Required action:
Each record must be printed again exactly as given.

(App and web page records)
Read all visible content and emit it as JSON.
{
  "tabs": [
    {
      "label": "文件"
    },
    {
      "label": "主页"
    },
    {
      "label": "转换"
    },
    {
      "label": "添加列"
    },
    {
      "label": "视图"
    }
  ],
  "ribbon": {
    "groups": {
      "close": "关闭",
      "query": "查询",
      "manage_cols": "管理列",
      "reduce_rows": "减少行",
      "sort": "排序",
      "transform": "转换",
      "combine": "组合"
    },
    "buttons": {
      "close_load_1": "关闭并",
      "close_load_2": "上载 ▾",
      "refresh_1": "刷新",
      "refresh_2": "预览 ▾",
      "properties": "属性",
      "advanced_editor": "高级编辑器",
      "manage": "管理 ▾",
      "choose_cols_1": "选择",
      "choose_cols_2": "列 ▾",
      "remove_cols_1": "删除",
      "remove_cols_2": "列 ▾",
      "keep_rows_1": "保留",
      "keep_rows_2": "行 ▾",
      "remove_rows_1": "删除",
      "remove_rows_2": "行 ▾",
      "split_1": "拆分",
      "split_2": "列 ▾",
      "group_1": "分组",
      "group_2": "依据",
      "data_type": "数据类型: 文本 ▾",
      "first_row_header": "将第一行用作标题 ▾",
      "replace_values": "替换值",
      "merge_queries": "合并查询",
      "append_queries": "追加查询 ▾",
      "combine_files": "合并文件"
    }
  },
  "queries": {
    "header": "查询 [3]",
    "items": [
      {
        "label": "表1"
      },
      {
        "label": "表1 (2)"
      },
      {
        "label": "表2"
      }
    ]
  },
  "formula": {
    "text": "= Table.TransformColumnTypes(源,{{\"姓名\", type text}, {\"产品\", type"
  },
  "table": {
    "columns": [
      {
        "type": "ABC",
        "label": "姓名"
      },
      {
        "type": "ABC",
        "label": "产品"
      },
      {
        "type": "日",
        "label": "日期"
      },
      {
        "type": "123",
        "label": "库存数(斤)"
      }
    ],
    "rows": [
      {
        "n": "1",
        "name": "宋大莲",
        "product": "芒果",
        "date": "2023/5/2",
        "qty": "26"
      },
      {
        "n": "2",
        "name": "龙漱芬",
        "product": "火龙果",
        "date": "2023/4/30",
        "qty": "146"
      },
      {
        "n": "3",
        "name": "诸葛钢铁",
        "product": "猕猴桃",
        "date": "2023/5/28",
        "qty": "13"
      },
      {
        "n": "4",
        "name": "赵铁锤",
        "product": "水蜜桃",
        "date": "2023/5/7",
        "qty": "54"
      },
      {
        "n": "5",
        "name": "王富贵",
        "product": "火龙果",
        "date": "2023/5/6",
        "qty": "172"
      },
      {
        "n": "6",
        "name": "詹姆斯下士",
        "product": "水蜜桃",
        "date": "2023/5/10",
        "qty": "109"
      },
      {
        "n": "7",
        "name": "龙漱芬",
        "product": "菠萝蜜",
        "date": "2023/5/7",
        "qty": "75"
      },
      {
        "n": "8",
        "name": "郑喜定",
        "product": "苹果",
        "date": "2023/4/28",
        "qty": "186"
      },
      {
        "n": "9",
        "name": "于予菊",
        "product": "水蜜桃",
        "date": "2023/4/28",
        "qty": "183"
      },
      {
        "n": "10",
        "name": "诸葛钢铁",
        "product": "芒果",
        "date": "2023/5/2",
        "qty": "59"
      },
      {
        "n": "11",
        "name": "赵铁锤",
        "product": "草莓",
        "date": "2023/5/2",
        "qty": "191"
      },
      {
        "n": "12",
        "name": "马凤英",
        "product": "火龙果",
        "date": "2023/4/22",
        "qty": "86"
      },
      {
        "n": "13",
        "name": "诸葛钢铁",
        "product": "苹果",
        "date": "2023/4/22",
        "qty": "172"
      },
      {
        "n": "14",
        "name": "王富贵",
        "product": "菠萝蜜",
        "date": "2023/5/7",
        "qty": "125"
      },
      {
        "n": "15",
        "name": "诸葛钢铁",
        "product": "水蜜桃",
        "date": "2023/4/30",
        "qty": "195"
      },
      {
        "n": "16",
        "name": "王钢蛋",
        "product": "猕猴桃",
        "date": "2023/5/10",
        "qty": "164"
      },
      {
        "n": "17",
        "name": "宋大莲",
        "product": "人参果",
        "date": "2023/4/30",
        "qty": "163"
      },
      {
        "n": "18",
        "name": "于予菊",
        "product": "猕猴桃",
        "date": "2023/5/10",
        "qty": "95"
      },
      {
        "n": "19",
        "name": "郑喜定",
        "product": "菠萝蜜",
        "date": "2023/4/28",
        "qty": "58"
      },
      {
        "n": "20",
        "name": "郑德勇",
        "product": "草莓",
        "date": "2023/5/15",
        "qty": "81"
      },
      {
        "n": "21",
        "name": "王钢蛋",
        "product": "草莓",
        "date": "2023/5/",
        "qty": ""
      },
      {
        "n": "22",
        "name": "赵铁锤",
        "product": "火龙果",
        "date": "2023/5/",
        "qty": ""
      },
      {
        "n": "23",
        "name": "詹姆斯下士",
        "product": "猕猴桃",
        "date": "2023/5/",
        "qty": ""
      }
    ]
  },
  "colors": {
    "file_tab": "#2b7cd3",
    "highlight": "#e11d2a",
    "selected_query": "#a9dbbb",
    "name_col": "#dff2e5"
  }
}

Task output:
Read all visible content and emit it as JSON.
{
  "tabs": [
    {
      "label": "文件"
    },
    {
      "label": "主页"
    },
    {
      "label": "转换"
    },
    {
      "label": "添加列"
    },
    {
      "label": "视图"
    }
  ],
  "ribbon": {
    "groups": {
      "close": "关闭",
      "query": "查询",
      "manage_cols": "管理列",
      "reduce_rows": "减少行",
      "sort": "排序",
      "transform": "转换",
      "combine": "组合"
    },
    "buttons": {
      "close_load_1": "关闭并",
      "close_load_2": "上载 ▾",
      "refresh_1": "刷新",
      "refresh_2": "预览 ▾",
      "properties": "属性",
      "advanced_editor": "高级编辑器",
      "manage": "管理 ▾",
      "choose_cols_1": "选择",
      "choose_cols_2": "列 ▾",
      "remove_cols_1": "删除",
      "remove_cols_2": "列 ▾",
      "keep_rows_1": "保留",
      "keep_rows_2": "行 ▾",
      "remove_rows_1": "删除",
      "remove_rows_2": "行 ▾",
      "split_1": "拆分",
      "split_2": "列 ▾",
      "group_1": "分组",
      "group_2": "依据",
      "data_type": "数据类型: 文本 ▾",
      "first_row_header": "将第一行用作标题 ▾",
      "replace_values": "替换值",
      "merge_queries": "合并查询",
      "append_queries": "追加查询 ▾",
      "combine_files": "合并文件"
    }
  },
  "queries": {
    "header": "查询 [3]",
    "items": [
      {
        "label": "表1"
      },
      {
        "label": "表1 (2)"
      },
      {
        "label": "表2"
      }
    ]
  },
  "formula": {
    "text": "= Table.TransformColumnTypes(源,{{\"姓名\", type text}, {\"产品\", type"
  },
  "table": {
    "columns": [
      {
        "type": "ABC",
        "label": "姓名"
      },
      {
        "type": "ABC",
        "label": "产品"
      },
      {
        "type": "日",
        "label": "日期"
      },
      {
        "type": "123",
        "label": "库存数(斤)"
      }
    ],
    "rows": [
      {
        "n": "1",
        "name": "宋大莲",
        "product": "芒果",
        "date": "2023/5/2",
        "qty": "26"
      },
      {
        "n": "2",
        "name": "龙漱芬",
        "product": "火龙果",
        "date": "2023/4/30",
        "qty": "146"
      },
      {
        "n": "3",
        "name": "诸葛钢铁",
        "product": "猕猴桃",
        "date": "2023/5/28",
        "qty": "13"
      },
      {
        "n": "4",
        "name": "赵铁锤",
        "product": "水蜜桃",
        "date": "2023/5/7",
        "qty": "54"
      },
      {
        "n": "5",
        "name": "王富贵",
        "product": "火龙果",
        "date": "2023/5/6",
        "qty": "172"
      },
      {
        "n": "6",
        "name": "詹姆斯下士",
        "product": "水蜜桃",
        "date": "2023/5/10",
        "qty": "109"
      },
      {
        "n": "7",
        "name": "龙漱芬",
        "product": "菠萝蜜",
        "date": "2023/5/7",
        "qty": "75"
      },
      {
        "n": "8",
        "name": "郑喜定",
        "product": "苹果",
        "date": "2023/4/28",
        "qty": "186"
      },
      {
        "n": "9",
        "name": "于予菊",
        "product": "水蜜桃",
        "date": "2023/4/28",
        "qty": "183"
      },
      {
        "n": "10",
        "name": "诸葛钢铁",
        "product": "芒果",
        "date": "2023/5/2",
        "qty": "59"
      },
      {
        "n": "11",
        "name": "赵铁锤",
        "product": "草莓",
        "date": "2023/5/2",
        "qty": "191"
      },
      {
        "n": "12",
        "name": "马凤英",
        "product": "火龙果",
        "date": "2023/4/22",
        "qty": "86"
      },
      {
        "n": "13",
        "name": "诸葛钢铁",
        "product": "苹果",
        "date": "2023/4/22",
        "qty": "172"
      },
      {
        "n": "14",
        "name": "王富贵",
        "product": "菠萝蜜",
        "date": "2023/5/7",
        "qty": "125"
      },
      {
        "n": "15",
        "name": "诸葛钢铁",
        "product": "水蜜桃",
        "date": "2023/4/30",
        "qty": "195"
      },
      {
        "n": "16",
        "name": "王钢蛋",
        "product": "猕猴桃",
        "date": "2023/5/10",
        "qty": "164"
      },
      {
        "n": "17",
        "name": "宋大莲",
        "product": "人参果",
        "date": "2023/4/30",
        "qty": "163"
      },
      {
        "n": "18",
        "name": "于予菊",
        "product": "猕猴桃",
        "date": "2023/5/10",
        "qty": "95"
      },
      {
        "n": "19",
        "name": "郑喜定",
        "product": "菠萝蜜",
        "date": "2023/4/28",
        "qty": "58"
      },
      {
        "n": "20",
        "name": "郑德勇",
        "product": "草莓",
        "date": "2023/5/15",
        "qty": "81"
      },
      {
        "n": "21",
        "name": "王钢蛋",
        "product": "草莓",
        "date": "2023/5/",
        "qty": ""
      },
      {
        "n": "22",
        "name": "赵铁锤",
        "product": "火龙果",
        "date": "2023/5/",
        "qty": ""
      },
      {
        "n": "23",
        "name": "詹姆斯下士",
        "product": "猕猴桃",
        "date": "2023/5/",
        "qty": ""
      }
    ]
  },
  "colors": {
    "file_tab": "#2b7cd3",
    "highlight": "#e11d2a",
    "selected_query": "#a9dbbb",
    "name_col": "#dff2e5"
  }
}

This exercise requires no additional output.